▼
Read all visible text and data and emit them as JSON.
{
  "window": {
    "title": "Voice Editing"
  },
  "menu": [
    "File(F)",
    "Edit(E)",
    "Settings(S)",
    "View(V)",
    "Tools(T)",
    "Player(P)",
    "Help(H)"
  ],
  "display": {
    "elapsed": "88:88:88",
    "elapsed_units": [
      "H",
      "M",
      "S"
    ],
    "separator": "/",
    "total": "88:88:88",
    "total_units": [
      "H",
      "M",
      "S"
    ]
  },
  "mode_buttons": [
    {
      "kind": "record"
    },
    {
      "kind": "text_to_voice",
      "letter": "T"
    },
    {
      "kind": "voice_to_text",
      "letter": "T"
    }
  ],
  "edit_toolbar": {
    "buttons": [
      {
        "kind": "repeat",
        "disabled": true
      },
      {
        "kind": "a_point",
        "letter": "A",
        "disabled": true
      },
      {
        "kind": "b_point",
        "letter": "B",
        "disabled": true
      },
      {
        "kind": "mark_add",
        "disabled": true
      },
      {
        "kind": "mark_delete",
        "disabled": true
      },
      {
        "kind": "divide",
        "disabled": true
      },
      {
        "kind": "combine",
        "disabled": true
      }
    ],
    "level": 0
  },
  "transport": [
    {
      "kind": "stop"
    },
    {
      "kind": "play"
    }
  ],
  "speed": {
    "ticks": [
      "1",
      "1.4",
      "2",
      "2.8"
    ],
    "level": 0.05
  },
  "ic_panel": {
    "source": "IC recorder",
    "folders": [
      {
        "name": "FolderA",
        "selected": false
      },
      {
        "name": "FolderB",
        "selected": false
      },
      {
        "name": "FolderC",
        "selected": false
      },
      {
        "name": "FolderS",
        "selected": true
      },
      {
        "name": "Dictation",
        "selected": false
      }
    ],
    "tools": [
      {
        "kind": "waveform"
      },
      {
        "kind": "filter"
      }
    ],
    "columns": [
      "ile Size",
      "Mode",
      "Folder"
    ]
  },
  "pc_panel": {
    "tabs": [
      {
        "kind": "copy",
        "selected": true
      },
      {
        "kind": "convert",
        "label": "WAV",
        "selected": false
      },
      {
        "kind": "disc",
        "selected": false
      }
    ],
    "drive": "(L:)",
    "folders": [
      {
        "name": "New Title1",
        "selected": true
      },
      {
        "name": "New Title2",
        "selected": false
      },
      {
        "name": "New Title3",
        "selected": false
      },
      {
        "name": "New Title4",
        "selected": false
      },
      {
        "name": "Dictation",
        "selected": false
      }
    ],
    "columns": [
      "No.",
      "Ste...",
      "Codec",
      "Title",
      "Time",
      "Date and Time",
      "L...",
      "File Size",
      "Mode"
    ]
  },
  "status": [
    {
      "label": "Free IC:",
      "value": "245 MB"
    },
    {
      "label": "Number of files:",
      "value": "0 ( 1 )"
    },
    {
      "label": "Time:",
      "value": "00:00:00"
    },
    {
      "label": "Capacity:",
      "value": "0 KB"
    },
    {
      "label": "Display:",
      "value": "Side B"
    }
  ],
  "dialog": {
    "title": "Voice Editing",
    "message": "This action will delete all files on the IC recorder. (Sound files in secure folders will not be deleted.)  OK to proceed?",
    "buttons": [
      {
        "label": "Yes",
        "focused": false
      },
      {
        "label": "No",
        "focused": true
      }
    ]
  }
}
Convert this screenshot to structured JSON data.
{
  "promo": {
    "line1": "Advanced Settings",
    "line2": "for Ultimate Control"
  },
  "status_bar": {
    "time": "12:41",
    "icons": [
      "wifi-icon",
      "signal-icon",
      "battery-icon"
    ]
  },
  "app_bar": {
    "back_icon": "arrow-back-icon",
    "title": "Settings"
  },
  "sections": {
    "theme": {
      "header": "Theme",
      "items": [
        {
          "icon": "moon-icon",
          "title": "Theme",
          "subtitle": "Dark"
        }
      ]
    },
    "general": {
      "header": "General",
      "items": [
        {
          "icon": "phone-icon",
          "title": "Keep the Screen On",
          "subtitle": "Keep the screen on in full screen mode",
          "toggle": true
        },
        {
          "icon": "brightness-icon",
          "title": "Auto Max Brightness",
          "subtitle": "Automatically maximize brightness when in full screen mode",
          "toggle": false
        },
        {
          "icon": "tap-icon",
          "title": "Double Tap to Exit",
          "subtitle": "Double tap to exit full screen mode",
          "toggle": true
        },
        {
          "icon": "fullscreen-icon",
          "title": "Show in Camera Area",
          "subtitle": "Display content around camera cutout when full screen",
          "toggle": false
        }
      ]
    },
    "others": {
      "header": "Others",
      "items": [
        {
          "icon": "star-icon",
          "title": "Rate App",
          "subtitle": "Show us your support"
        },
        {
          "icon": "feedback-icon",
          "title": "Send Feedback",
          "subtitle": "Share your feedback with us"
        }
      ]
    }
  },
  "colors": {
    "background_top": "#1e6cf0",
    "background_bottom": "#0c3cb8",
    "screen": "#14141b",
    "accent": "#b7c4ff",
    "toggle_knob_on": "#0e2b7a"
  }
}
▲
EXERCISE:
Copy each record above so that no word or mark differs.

TASK OUTPUT:
Read all visible text and data and emit them as JSON.
{
  "window": {
    "title": "Voice Editing"
  },
  "menu": [
    "File(F)",
    "Edit(E)",
    "Settings(S)",
    "View(V)",
    "Tools(T)",
    "Player(P)",
    "Help(H)"
  ],
  "display": {
    "elapsed": "88:88:88",
    "elapsed_units": [
      "H",
      "M",
      "S"
    ],
    "separator": "/",
    "total": "88:88:88",
    "total_units": [
      "H",
      "M",
      "S"
    ]
  },
  "mode_buttons": [
    {
      "kind": "record"
    },
    {
      "kind": "text_to_voice",
      "letter": "T"
    },
    {
      "kind": "voice_to_text",
      "letter": "T"
    }
  ],
  "edit_toolbar": {
    "buttons": [
      {
        "kind": "repeat",
        "disabled": true
      },
      {
        "kind": "a_point",
        "letter": "A",
        "disabled": true
      },
      {
        "kind": "b_point",
        "letter": "B",
        "disabled": true
      },
      {
        "kind": "mark_add",
        "disabled": true
      },
      {
        "kind": "mark_delete",
        "disabled": true
      },
      {
        "kind": "divide",
        "disabled": true
      },
      {
        "kind": "combine",
        "disabled": true
      }
    ],
    "level": 0
  },
  "transport": [
    {
      "kind": "stop"
    },
    {
      "kind": "play"
    }
  ],
  "speed": {
    "ticks": [
      "1",
      "1.4",
      "2",
      "2.8"
    ],
    "level": 0.05
  },
  "ic_panel": {
    "source": "IC recorder",
    "folders": [
      {
        "name": "FolderA",
        "selected": false
      },
      {
        "name": "FolderB",
        "selected": false
      },
      {
        "name": "FolderC",
        "selected": false
      },
      {
        "name": "FolderS",
        "selected": true
      },
      {
        "name": "Dictation",
        "selected": false
      }
    ],
    "tools": [
      {
        "kind": "waveform"
      },
      {
        "kind": "filter"
      }
    ],
    "columns": [
      "ile Size",
      "Mode",
      "Folder"
    ]
  },
  "pc_panel": {
    "tabs": [
      {
        "kind": "copy",
        "selected": true
      },
      {
        "kind": "convert",
        "label": "WAV",
        "selected": false
      },
      {
        "kind": "disc",
        "selected": false
      }
    ],
    "drive": "(L:)",
    "folders": [
      {
        "name": "New Title1",
        "selected": true
      },
      {
        "name": "New Title2",
        "selected": false
      },
      {
        "name": "New Title3",
        "selected": false
      },
      {
        "name": "New Title4",
        "selected": false
      },
      {
        "name": "Dictation",
        "selected": false
      }
    ],
    "columns": [
      "No.",
      "Ste...",
      "Codec",
      "Title",
      "Time",
      "Date and Time",
      "L...",
      "File Size",
      "Mode"
    ]
  },
  "status": [
    {
      "label": "Free IC:",
      "value": "245 MB"
    },
    {
      "label": "Number of files:",
      "value": "0 ( 1 )"
    },
    {
      "label": "Time:",
      "value": "00:00:00"
    },
    {
      "label": "Capacity:",
      "value": "0 KB"
    },
    {
      "label": "Display:",
      "value": "Side B"
    }
  ],
  "dialog": {
    "title": "Voice Editing",
    "message": "This action will delete all files on the IC recorder. (Sound files in secure folders will not be deleted.)  OK to proceed?",
    "buttons": [
      {
        "label": "Yes",
        "focused": false
      },
      {
        "label": "No",
        "focused": true
      }
    ]
  }
}
Convert this screenshot to structured JSON data.
{
  "promo": {
    "line1": "Advanced Settings",
    "line2": "for Ultimate Control"
  },
  "status_bar": {
    "time": "12:41",
    "icons": [
      "wifi-icon",
      "signal-icon",
      "battery-icon"
    ]
  },
  "app_bar": {
    "back_icon": "arrow-back-icon",
    "title": "Settings"
  },
  "sections": {
    "theme": {
      "header": "Theme",
      "items": [
        {
          "icon": "moon-icon",
          "title": "Theme",
          "subtitle": "Dark"
        }
      ]
    },
    "general": {
      "header": "General",
      "items": [
        {
          "icon": "phone-icon",
          "title": "Keep the Screen On",
          "subtitle": "Keep the screen on in full screen mode",
          "toggle": true
        },
        {
          "icon": "brightness-icon",
          "title": "Auto Max Brightness",
          "subtitle": "Automatically maximize brightness when in full screen mode",
          "toggle": false
        },
        {
          "icon": "tap-icon",
          "title": "Double Tap to Exit",
          "subtitle": "Double tap to exit full screen mode",
          "toggle": true
        },
        {
          "icon": "fullscreen-icon",
          "title": "Show in Camera Area",
          "subtitle": "Display content around camera cutout when full screen",
          "toggle": false
        }
      ]
    },
    "others": {
      "header": "Others",
      "items": [
        {
          "icon": "star-icon",
          "title": "Rate App",
          "subtitle": "Show us your support"
        },
        {
          "icon": "feedback-icon",
          "title": "Send Feedback",
          "subtitle": "Share your feedback with us"
        }
      ]
    }
  },
  "colors": {
    "background_top": "#1e6cf0",
    "background_bottom": "#0c3cb8",
    "screen": "#14141b",
    "accent": "#b7c4ff",
    "toggle_knob_on": "#0e2b7a"
  }
}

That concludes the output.